If well over two hours of the feature itself wasn't enough, you can also watch it with a fantastic audio commentary featuring Henenlotter and Petrucci, who start off by explaining that the title comes from an unfinished 1973 project initiated by Friedman. They also cover the state of Friedman's health at the time, their own personal reminiscences of discovering sexploitation titles, the inscrutable merits of Johnny Firecloud, the surviving treasures of the Dan Sonney vaults, the large female audience for these films, and many anecdotes about Vraney including the first time he and Henenlotter met (via a request for a rare Abbott and Costello film).
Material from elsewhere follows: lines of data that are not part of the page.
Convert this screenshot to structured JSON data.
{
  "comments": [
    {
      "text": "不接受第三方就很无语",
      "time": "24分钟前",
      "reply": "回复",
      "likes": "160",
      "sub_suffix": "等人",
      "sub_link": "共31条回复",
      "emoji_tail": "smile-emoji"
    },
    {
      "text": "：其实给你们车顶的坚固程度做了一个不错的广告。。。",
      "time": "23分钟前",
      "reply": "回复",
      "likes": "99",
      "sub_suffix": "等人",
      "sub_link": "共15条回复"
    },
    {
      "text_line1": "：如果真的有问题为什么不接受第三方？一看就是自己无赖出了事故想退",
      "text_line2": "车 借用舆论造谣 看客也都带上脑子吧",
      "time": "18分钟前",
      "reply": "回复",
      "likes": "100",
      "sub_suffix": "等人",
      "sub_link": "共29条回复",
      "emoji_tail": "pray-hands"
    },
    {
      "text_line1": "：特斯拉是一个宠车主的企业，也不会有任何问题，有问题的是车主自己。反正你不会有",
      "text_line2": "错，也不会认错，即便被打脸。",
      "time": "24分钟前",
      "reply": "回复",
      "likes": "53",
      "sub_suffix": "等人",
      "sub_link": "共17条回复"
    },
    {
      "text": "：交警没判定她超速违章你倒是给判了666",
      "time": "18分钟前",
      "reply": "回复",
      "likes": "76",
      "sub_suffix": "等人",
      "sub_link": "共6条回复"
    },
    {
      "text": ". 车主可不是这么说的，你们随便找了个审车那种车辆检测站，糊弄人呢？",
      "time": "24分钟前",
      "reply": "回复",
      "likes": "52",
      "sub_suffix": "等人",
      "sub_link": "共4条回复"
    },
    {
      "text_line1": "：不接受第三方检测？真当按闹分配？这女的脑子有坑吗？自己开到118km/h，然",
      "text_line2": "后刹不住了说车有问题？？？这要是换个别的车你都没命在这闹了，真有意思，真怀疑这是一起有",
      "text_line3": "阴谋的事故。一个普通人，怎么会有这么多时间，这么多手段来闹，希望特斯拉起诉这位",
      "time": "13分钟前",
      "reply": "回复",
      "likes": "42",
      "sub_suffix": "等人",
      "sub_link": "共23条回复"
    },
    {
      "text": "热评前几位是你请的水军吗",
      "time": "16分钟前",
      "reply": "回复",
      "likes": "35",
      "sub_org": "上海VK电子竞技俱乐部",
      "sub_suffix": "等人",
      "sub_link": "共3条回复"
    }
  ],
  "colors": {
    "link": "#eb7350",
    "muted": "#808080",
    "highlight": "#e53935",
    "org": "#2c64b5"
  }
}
There's also over three and a half hours of Something Weird short films. For the record, the titles are "Uncle Si and the Sirens," "The Wood Nymphs," "Nude Frolics," "Personal Hygiene Book Pitch," "The Art of Love Book Pitch," "Nudism - A Way of Life?," "A Special Message from Walter Hale," "Betrayed," "Kalantan in Her Exotic Fire Dance," "My Tale Is Hot," "Shocking Set!!?" (which finds giggles in topless women and electrocution via TV), "Naked Fury!," "Moonlighting Wives," "The Sin Syndicate," "A Wild Night at the Interlude," "Cowgirl Watusi," "Belly Dance Watusi," "Balloon Watusi," "Dancing Cleopatra," "Bullfight Watusi," "Nudist Beauty Contest," the hilarious "How the Nudist Keeps Fit," and "Joy in the Boudoir." All of them are enjoyable slices of nudie nonsense, with the great soundtracks (including some catchy surf rock in the latter shorts) providing almost as much entertainment as the visuals. And don't worry, though they're still in SD, none of these have that SW bug that used to be on all the DVD extras. Talk about lots of bang for your buck!